For the data below, work out the number of lines containing the string "التوازن" and answer with that number only.
** Data excerpts follows **
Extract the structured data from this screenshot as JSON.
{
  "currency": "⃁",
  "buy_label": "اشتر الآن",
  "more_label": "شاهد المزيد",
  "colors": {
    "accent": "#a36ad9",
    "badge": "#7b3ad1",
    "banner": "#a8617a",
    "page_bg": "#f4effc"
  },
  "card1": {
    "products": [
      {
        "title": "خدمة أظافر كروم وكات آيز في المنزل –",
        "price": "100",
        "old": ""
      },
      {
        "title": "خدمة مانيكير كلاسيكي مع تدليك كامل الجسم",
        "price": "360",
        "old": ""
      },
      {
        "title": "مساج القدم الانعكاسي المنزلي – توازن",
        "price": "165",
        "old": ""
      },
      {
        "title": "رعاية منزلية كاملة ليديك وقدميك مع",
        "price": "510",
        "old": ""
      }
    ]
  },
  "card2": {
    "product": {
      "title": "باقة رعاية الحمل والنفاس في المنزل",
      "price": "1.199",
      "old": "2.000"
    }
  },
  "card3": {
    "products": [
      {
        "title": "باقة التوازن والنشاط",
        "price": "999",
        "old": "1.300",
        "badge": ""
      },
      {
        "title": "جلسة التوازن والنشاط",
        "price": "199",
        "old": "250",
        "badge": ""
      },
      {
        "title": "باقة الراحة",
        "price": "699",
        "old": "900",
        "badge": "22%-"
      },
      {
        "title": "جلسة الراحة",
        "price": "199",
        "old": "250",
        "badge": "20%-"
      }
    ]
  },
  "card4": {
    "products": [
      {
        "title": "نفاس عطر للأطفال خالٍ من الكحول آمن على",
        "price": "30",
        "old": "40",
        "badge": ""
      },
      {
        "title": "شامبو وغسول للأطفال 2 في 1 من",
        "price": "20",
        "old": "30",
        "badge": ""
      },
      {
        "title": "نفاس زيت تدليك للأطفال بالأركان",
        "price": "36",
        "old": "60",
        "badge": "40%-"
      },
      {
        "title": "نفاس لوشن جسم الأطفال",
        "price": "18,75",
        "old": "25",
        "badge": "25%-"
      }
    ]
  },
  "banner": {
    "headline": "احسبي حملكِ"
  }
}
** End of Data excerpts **
### Answer space
2